YOUR TASK:
Would you set down every entry shown below, precisely as written?

[Dataset items]
※

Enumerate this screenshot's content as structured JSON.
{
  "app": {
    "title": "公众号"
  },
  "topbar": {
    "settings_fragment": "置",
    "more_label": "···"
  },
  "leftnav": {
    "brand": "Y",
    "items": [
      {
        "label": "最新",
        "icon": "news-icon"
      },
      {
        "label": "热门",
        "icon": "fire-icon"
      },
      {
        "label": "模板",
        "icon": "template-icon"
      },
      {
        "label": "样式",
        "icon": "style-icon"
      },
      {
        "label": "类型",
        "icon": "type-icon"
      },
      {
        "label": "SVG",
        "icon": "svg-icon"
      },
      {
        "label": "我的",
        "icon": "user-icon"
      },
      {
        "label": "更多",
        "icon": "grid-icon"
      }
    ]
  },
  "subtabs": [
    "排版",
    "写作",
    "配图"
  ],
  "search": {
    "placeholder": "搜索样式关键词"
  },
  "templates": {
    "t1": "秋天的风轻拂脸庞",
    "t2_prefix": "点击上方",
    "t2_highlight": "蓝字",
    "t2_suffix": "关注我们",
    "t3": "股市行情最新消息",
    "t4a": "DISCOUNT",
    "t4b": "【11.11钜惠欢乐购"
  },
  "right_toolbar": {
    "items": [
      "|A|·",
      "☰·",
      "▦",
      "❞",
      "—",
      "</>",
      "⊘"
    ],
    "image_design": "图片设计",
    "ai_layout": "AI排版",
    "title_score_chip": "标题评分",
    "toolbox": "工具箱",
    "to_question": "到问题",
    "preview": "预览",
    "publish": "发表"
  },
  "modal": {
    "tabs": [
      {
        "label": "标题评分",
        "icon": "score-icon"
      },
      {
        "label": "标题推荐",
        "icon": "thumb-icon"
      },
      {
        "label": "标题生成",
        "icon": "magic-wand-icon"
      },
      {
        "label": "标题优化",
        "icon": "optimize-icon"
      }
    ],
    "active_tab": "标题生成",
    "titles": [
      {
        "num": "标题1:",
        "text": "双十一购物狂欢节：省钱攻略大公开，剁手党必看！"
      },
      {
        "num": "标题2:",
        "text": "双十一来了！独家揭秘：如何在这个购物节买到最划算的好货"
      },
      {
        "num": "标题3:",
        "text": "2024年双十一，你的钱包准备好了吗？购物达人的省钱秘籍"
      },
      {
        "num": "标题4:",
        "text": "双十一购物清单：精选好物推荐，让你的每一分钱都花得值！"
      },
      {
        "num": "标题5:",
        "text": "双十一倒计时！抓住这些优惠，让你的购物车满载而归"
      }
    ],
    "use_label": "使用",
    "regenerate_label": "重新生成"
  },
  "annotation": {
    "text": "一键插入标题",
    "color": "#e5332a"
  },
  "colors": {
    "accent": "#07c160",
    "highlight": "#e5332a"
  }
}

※

REPLY TO THE EXERCISE:
Enumerate this screenshot's content as structured JSON.
{
  "app": {
    "title": "公众号"
  },
  "topbar": {
    "settings_fragment": "置",
    "more_label": "···"
  },
  "leftnav": {
    "brand": "Y",
    "items": [
      {
        "label": "最新",
        "icon": "news-icon"
      },
      {
        "label": "热门",
        "icon": "fire-icon"
      },
      {
        "label": "模板",
        "icon": "template-icon"
      },
      {
        "label": "样式",
        "icon": "style-icon"
      },
      {
        "label": "类型",
        "icon": "type-icon"
      },
      {
        "label": "SVG",
        "icon": "svg-icon"
      },
      {
        "label": "我的",
        "icon": "user-icon"
      },
      {
        "label": "更多",
        "icon": "grid-icon"
      }
    ]
  },
  "subtabs": [
    "排版",
    "写作",
    "配图"
  ],
  "search": {
    "placeholder": "搜索样式关键词"
  },
  "templates": {
    "t1": "秋天的风轻拂脸庞",
    "t2_prefix": "点击上方",
    "t2_highlight": "蓝字",
    "t2_suffix": "关注我们",
    "t3": "股市行情最新消息",
    "t4a": "DISCOUNT",
    "t4b": "【11.11钜惠欢乐购"
  },
  "right_toolbar": {
    "items": [
      "|A|·",
      "☰·",
      "▦",
      "❞",
      "—",
      "</>",
      "⊘"
    ],
    "image_design": "图片设计",
    "ai_layout": "AI排版",
    "title_score_chip": "标题评分",
    "toolbox": "工具箱",
    "to_question": "到问题",
    "preview": "预览",
    "publish": "发表"
  },
  "modal": {
    "tabs": [
      {
        "label": "标题评分",
        "icon": "score-icon"
      },
      {
        "label": "标题推荐",
        "icon": "thumb-icon"
      },
      {
        "label": "标题生成",
        "icon": "magic-wand-icon"
      },
      {
        "label": "标题优化",
        "icon": "optimize-icon"
      }
    ],
    "active_tab": "标题生成",
    "titles": [
      {
        "num": "标题1:",
        "text": "双十一购物狂欢节：省钱攻略大公开，剁手党必看！"
      },
      {
        "num": "标题2:",
        "text": "双十一来了！独家揭秘：如何在这个购物节买到最划算的好货"
      },
      {
        "num": "标题3:",
        "text": "2024年双十一，你的钱包准备好了吗？购物达人的省钱秘籍"
      },
      {
        "num": "标题4:",
        "text": "双十一购物清单：精选好物推荐，让你的每一分钱都花得值！"
      },
      {
        "num": "标题5:",
        "text": "双十一倒计时！抓住这些优惠，让你的购物车满载而归"
      }
    ],
    "use_label": "使用",
    "regenerate_label": "重新生成"
  },
  "annotation": {
    "text": "一键插入标题",
    "color": "#e5332a"
  },
  "colors": {
    "accent": "#07c160",
    "highlight": "#e5332a"
  }
}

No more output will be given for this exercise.